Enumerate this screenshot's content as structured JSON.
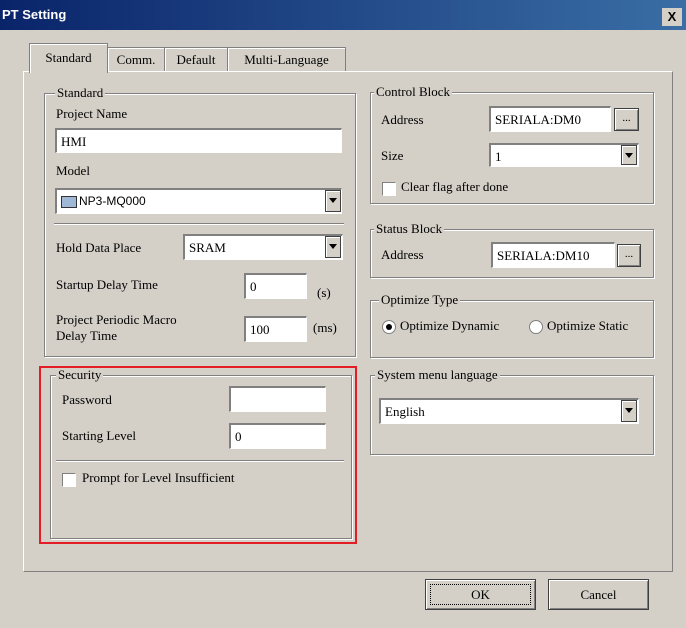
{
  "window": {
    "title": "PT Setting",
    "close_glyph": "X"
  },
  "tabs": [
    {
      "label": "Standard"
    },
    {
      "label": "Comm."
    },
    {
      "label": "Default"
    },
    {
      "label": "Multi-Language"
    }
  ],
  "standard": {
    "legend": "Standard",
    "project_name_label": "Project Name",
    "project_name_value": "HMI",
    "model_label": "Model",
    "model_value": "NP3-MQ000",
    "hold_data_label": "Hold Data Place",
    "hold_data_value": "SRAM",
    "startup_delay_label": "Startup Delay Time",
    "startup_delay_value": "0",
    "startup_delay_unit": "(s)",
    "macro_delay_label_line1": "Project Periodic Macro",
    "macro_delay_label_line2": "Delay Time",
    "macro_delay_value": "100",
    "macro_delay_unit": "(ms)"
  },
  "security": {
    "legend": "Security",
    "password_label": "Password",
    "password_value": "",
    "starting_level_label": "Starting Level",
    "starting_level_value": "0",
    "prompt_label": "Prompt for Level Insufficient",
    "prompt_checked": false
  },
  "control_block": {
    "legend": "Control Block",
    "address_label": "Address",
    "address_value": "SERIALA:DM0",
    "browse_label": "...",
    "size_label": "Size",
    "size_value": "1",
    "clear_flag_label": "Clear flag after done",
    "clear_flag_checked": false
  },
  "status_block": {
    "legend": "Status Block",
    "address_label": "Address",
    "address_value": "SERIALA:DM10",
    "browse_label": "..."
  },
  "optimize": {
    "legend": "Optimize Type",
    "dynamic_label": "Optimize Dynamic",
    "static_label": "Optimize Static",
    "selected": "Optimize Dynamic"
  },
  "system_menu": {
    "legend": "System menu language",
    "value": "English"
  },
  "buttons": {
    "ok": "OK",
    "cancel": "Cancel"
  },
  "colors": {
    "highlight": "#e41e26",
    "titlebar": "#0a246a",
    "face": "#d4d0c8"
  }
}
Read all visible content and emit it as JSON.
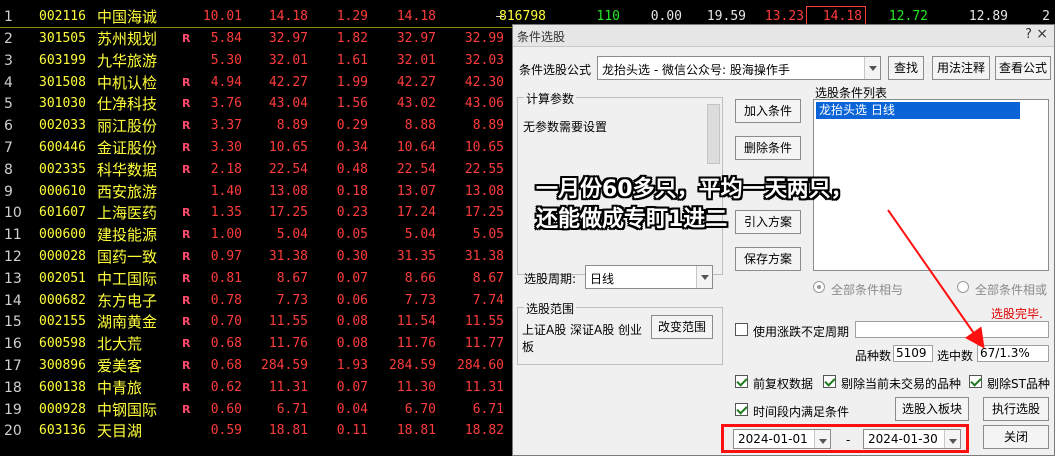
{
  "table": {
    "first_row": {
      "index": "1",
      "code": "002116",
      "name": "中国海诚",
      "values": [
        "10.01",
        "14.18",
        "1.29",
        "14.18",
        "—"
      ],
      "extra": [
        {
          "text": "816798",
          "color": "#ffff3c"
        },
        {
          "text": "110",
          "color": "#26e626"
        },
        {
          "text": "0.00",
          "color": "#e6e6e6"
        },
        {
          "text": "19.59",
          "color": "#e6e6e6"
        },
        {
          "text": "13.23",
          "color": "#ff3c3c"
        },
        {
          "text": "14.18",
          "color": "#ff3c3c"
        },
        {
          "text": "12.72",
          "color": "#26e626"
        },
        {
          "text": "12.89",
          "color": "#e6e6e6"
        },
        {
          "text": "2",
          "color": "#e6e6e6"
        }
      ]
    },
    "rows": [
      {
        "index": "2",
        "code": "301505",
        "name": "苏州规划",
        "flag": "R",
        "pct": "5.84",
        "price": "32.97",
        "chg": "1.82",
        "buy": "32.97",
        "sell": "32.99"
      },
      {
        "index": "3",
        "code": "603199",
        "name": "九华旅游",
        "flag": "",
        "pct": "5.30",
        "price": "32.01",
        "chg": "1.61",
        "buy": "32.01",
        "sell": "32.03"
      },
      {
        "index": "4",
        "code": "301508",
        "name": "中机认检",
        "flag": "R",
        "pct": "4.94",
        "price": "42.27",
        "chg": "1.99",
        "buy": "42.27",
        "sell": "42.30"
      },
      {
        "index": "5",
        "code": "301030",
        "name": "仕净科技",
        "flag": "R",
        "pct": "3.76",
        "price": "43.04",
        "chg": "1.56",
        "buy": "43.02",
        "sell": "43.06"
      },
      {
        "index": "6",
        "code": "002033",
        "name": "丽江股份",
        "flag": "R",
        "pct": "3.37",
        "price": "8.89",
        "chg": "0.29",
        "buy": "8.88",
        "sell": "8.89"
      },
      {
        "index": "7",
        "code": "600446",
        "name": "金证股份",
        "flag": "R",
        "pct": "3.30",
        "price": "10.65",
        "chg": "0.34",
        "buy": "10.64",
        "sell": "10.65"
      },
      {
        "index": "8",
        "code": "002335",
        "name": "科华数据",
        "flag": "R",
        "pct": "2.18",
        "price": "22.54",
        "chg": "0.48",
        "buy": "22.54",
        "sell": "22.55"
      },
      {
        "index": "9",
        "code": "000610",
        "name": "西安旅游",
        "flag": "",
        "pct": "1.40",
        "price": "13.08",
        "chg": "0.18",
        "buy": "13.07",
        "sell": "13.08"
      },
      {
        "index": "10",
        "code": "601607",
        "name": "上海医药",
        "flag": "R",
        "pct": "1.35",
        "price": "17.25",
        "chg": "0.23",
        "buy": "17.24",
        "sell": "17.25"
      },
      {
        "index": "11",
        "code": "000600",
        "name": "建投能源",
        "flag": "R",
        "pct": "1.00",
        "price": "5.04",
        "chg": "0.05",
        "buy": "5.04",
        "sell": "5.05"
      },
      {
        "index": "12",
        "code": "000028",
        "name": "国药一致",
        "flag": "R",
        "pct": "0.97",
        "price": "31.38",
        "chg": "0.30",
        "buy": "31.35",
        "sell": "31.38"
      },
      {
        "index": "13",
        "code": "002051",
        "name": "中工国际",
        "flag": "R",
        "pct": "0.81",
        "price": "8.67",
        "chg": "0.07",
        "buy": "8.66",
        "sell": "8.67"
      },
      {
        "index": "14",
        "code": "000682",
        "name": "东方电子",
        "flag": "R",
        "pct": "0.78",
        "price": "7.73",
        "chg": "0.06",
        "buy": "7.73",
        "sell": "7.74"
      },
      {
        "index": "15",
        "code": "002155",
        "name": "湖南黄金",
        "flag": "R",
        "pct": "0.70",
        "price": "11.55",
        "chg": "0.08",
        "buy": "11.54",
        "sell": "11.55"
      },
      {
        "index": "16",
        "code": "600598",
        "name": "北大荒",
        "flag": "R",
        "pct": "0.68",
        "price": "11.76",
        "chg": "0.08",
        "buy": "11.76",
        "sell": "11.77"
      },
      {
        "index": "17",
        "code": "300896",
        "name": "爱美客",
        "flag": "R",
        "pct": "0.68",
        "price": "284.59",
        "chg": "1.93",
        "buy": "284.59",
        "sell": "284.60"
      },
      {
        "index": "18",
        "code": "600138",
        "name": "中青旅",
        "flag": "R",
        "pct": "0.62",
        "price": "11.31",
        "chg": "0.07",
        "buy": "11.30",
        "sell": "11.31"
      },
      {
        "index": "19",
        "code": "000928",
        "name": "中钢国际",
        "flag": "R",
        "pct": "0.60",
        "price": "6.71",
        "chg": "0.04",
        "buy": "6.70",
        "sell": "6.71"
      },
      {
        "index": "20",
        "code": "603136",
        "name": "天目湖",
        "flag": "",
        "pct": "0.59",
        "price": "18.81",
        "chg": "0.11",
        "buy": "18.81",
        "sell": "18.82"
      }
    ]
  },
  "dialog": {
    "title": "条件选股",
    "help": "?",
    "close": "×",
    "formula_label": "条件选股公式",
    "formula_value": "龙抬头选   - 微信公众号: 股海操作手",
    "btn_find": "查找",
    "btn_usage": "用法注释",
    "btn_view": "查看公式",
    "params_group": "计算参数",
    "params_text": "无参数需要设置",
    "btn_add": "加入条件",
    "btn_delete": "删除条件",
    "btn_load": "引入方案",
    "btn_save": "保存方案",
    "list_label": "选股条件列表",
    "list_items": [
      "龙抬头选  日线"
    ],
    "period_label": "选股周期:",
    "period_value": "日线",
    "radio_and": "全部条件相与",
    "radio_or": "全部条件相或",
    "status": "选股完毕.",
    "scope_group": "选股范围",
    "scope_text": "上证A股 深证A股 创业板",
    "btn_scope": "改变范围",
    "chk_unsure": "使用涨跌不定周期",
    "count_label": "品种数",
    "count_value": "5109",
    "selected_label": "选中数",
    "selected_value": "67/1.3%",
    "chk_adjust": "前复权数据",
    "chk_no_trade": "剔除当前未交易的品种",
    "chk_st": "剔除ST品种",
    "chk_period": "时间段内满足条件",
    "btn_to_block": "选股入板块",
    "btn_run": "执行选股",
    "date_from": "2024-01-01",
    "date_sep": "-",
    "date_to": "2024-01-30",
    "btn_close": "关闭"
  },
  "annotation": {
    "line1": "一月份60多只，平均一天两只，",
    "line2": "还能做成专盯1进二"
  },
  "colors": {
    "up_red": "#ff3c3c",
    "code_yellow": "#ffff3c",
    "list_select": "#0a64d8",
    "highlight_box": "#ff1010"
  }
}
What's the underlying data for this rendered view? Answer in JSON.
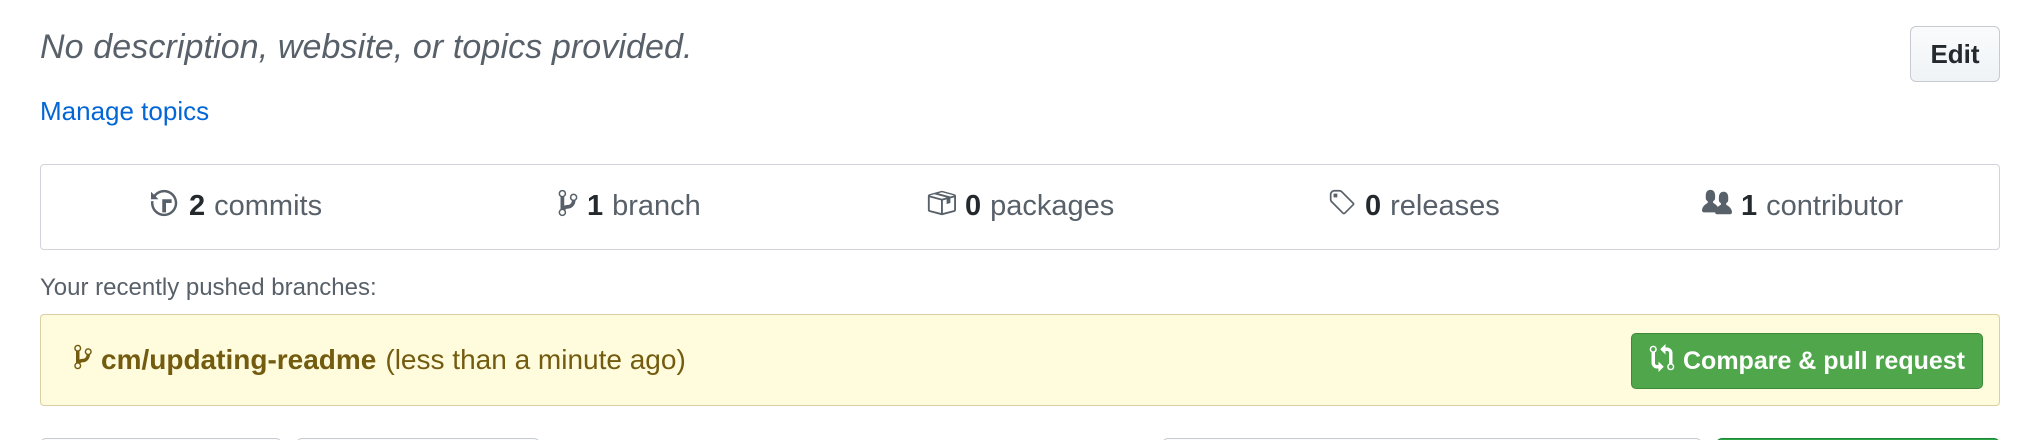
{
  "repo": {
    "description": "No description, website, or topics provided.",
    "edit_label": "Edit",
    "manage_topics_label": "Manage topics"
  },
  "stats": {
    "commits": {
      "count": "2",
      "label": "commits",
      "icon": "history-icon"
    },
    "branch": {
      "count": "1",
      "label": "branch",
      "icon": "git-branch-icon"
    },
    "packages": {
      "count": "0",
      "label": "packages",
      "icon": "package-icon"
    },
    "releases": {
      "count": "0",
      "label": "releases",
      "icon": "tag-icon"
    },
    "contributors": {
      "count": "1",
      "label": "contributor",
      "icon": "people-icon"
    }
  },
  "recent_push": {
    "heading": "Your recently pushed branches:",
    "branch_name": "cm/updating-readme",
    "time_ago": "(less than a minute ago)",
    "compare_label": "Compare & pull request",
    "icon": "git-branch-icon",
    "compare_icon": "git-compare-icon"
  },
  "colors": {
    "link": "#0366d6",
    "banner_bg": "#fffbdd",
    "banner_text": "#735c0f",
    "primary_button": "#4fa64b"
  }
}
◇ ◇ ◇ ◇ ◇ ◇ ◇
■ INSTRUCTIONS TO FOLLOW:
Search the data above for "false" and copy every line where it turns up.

■ RESPONSE TO THIS TASK:
    "prompt_checked": false
    "clear_flag_checked": false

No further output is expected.